Here's the reality of working on modern engines. Fitting the Hemi and transmission is only half the job. Without the proper programming the engine and transmission are just worthless underhood ornaments. McKeag reports that he spent well over $150,000 and a significant amount of time on programming the engine computer. The JK has an electronic infrastructure that is far beyond the previous-generation TJ, and it all has to be deciphered and modified so the new Hemi/transmission can operate correctly. McKeag says, "The install is transparent as far as the original vehicle equipment is concerned. Absolutely everything that worked with the 3.8L engine works with the Hemi." He's referring to things like the Electronic Roll Mitigation (ERM), Electronic Stability Program (ESP), and Hill Start Assist, as well as all the vehicle's other on-board electronics. "Any dealer can troubleshoot and fix anything on the vehicle using the StarSCAN," he notes. The StarSCAN is an electronic service tool produced by Chrysler that works with the new CAN communication protocol.

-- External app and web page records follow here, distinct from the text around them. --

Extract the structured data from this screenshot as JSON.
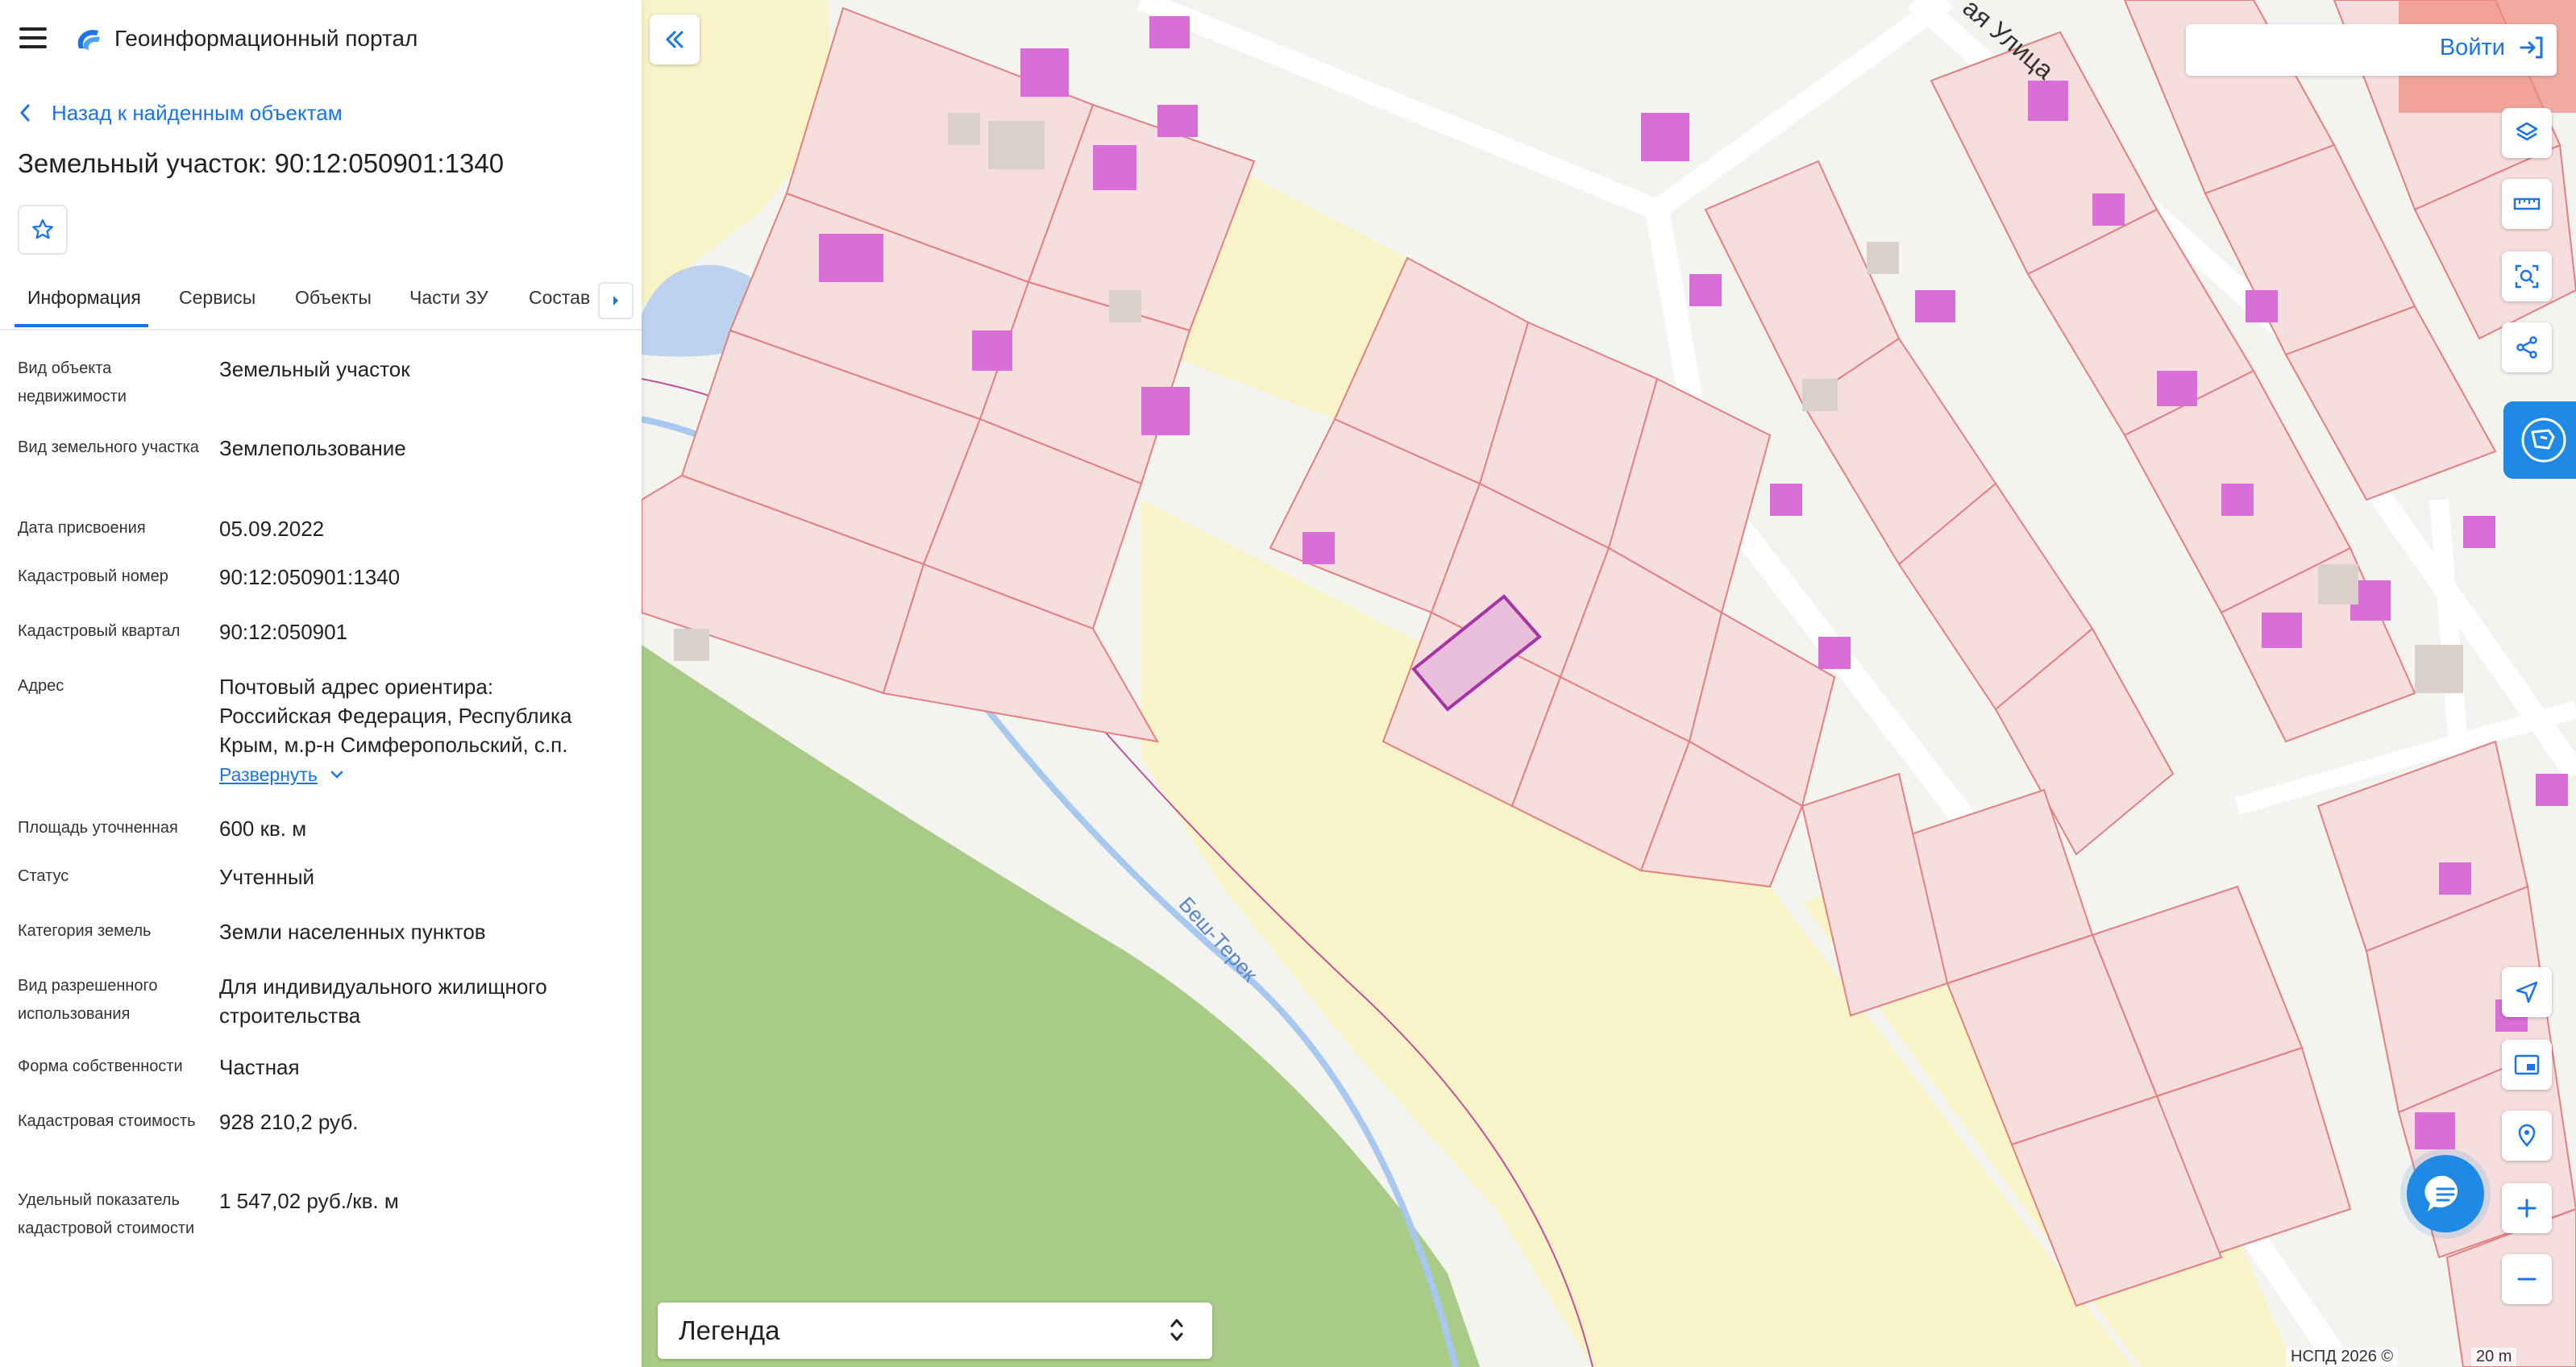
{
  "header": {
    "app_title": "Геоинформационный портал"
  },
  "nav": {
    "back_label": "Назад к найденным объектам"
  },
  "object": {
    "title": "Земельный участок: 90:12:050901:1340"
  },
  "tabs": [
    {
      "label": "Информация",
      "active": true
    },
    {
      "label": "Сервисы"
    },
    {
      "label": "Объекты"
    },
    {
      "label": "Части ЗУ"
    },
    {
      "label": "Состав"
    }
  ],
  "info": {
    "rows": [
      {
        "label": "Вид объекта недвижимости",
        "value": "Земельный участок"
      },
      {
        "label": "Вид земельного участка",
        "value": "Землепользование"
      },
      {
        "label": "Дата присвоения",
        "value": "05.09.2022"
      },
      {
        "label": "Кадастровый номер",
        "value": "90:12:050901:1340"
      },
      {
        "label": "Кадастровый квартал",
        "value": "90:12:050901"
      },
      {
        "label": "Адрес",
        "value": "Почтовый адрес ориентира: Российская Федерация, Республика Крым, м.р-н Симферопольский, с.п."
      },
      {
        "label": "Площадь уточненная",
        "value": "600 кв. м"
      },
      {
        "label": "Статус",
        "value": "Учтенный"
      },
      {
        "label": "Категория земель",
        "value": "Земли населенных пунктов"
      },
      {
        "label": "Вид разрешенного использования",
        "value": "Для индивидуального жилищного строительства"
      },
      {
        "label": "Форма собственности",
        "value": "Частная"
      },
      {
        "label": "Кадастровая стоимость",
        "value": "928 210,2 руб."
      },
      {
        "label": "Удельный показатель кадастровой стоимости",
        "value": "1 547,02 руб./кв. м"
      }
    ],
    "expand_label": "Развернуть"
  },
  "map": {
    "login_label": "Войти",
    "legend_label": "Легенда",
    "street_label": "ая Улица",
    "river_label": "Беш-Терек",
    "copyright": "НСПД 2026 ©",
    "scale_label": "20 m"
  },
  "colors": {
    "accent": "#1a73e8",
    "parcel_fill": "#f6dede",
    "parcel_stroke": "#e47f7f",
    "building": "#d96ed6",
    "vegetation": "#a8cc87",
    "yellow_zone": "#f8f4c8",
    "water": "#a8c8ef"
  },
  "icons": [
    "menu-icon",
    "logo-icon",
    "chevron-left-icon",
    "star-icon",
    "chevron-right-icon",
    "chevron-down-icon",
    "collapse-icon",
    "login-icon",
    "layers-icon",
    "ruler-icon",
    "select-area-icon",
    "share-icon",
    "extension-icon",
    "locate-icon",
    "minimap-icon",
    "pin-icon",
    "plus-icon",
    "minus-icon",
    "chat-icon",
    "sort-arrows-icon"
  ]
}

So What's It Like To Drive One?
The adrenalin hit us as soon as we started the engine. The rumble from the exhaust was deep and resonant and it hinted at what was to come. As we let the clutch out the power rolled on smooth and we pointed the rig toward the open road where we could mash the throttle. With boot-to-mat, the pull of the 7.0L was pin-you-to-your-seat incredible. The six-speed shifter had a short throw with a very solid feel, and it reminded us of some high-performance sports cars we've driven. But here's the thing: In just normal commuting the engine and trans is ultra civilized. We wouldn't hesitate to hand the keys to our wife. And with the stability control and roll mitigation systems working as intended, we wouldn't hesitate to buckle the kids in too.
So What Does It Cost?
We know what you're thinking. You're thinking that this conversion probably isn't cheap. You would be correct, but hey, you wanna play...well, you know the rest. Full turnkey conversions on a JK you provide have a base price ranging from between $20,500 for a 5.7L Hemi with an automatic transmission to $43,500 for the top-of-the-line 7.2L Hemi with the six-speed manual transmission. The 7.0L conversion with automatic transmission that we installed has a price tag of $35,500. Pricing on all engine/trans combinations is available on the Burnsville website. If Burnsville completes the install with a 5.7-, 6.1- or 6.3-liter engine, you get a 3-year/30,000-mile warranty. The 7.0- and 7.2-liter engines get a 1-year/12,000-mile warranty. All transmissions have a 3-year warranty. These warranties are impressive and they show that the Burnsville team has confidence in their conversions. For do-it-yourselfer's there is a basic install kit available for $3,500.
Let's Talk Power
The factory 3.8L V-6 used in the Wrangler produces 202 hp and 237 lb-ft of torque. The base 5.7L offered by Burnsville makes 340 hp and 350 lb-ft of torque, which is a pretty dramatic improvement. But the improvement in horsepower and torque between the available Hemi displacements is even more dramatic. For instance, the 7.0L we installed makes a whopping 600 hp and 610 lb-ft of torque, while the 7.2L ups the ante even more with a stunning 710 hp and 715 lb-ft of torque.